Problem statement:
Check every line below for the string "icon". Copy the ones that have it.

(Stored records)
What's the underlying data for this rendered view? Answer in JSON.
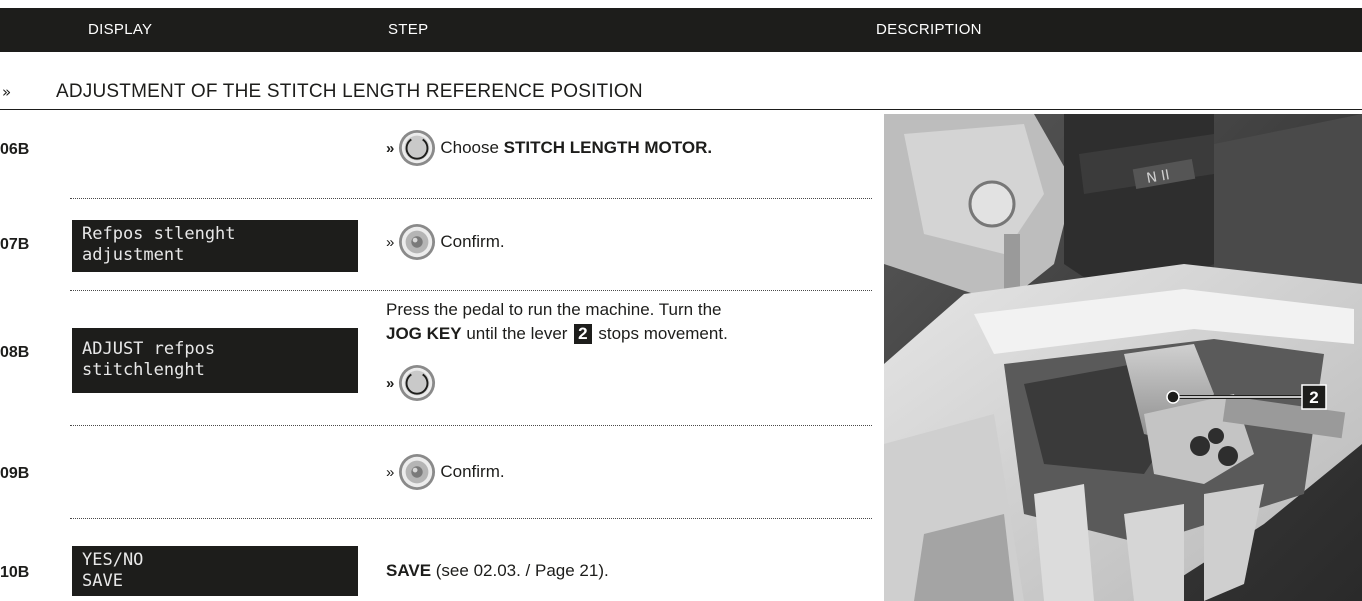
{
  "header": {
    "col_display": "DISPLAY",
    "col_step": "STEP",
    "col_description": "DESCRIPTION"
  },
  "section": {
    "chevron": "»",
    "title": "ADJUSTMENT OF THE STITCH LENGTH REFERENCE POSITION"
  },
  "rows": [
    {
      "id": "06B",
      "step_prefix": "»",
      "step_text_pre": "Choose ",
      "step_text_bold": "STITCH LENGTH MOTOR."
    },
    {
      "id": "07B",
      "display_line1": "Refpos stlenght",
      "display_line2": "adjustment",
      "step_prefix": "»",
      "step_text": "Confirm."
    },
    {
      "id": "08B",
      "display_line1": "ADJUST refpos",
      "display_line2": "stitchlenght",
      "desc_1": "Press the pedal to run the machine. Turn the",
      "desc_bold": "JOG KEY",
      "desc_2": " until the lever ",
      "desc_badge": "2",
      "desc_3": " stops movement.",
      "step_prefix": "»"
    },
    {
      "id": "09B",
      "step_prefix": "»",
      "step_text": "Confirm."
    },
    {
      "id": "10B",
      "display_line1": "YES/NO",
      "display_line2": "SAVE",
      "step_text_bold": "SAVE",
      "step_text_post": " (see 02.03. / Page 21)."
    }
  ],
  "photo": {
    "callout_label": "2"
  },
  "colors": {
    "dark": "#1d1d1b",
    "lcd_text": "#e8e8e8"
  }
}
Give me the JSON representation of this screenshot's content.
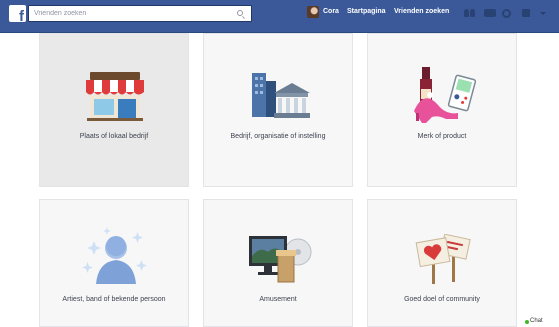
{
  "header": {
    "logo_letter": "f",
    "search": {
      "placeholder": "Vrienden zoeken"
    },
    "user_name": "Cora",
    "nav": {
      "home": "Startpagina",
      "find_friends": "Vrienden zoeken"
    },
    "brand_color": "#3b5998"
  },
  "categories": [
    {
      "label": "Plaats of lokaal bedrijf",
      "icon": "storefront-icon"
    },
    {
      "label": "Bedrijf, organisatie of instelling",
      "icon": "buildings-icon"
    },
    {
      "label": "Merk of product",
      "icon": "products-icon"
    },
    {
      "label": "Artiest, band of bekende persoon",
      "icon": "person-stars-icon"
    },
    {
      "label": "Amusement",
      "icon": "tv-icon"
    },
    {
      "label": "Goed doel of community",
      "icon": "signs-icon"
    }
  ],
  "chat": {
    "label": "Chat"
  }
}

Solved exercise:
      "icon": "storefront-icon"
      "icon": "buildings-icon"
      "icon": "products-icon"
      "icon": "person-stars-icon"
      "icon": "tv-icon"
      "icon": "signs-icon"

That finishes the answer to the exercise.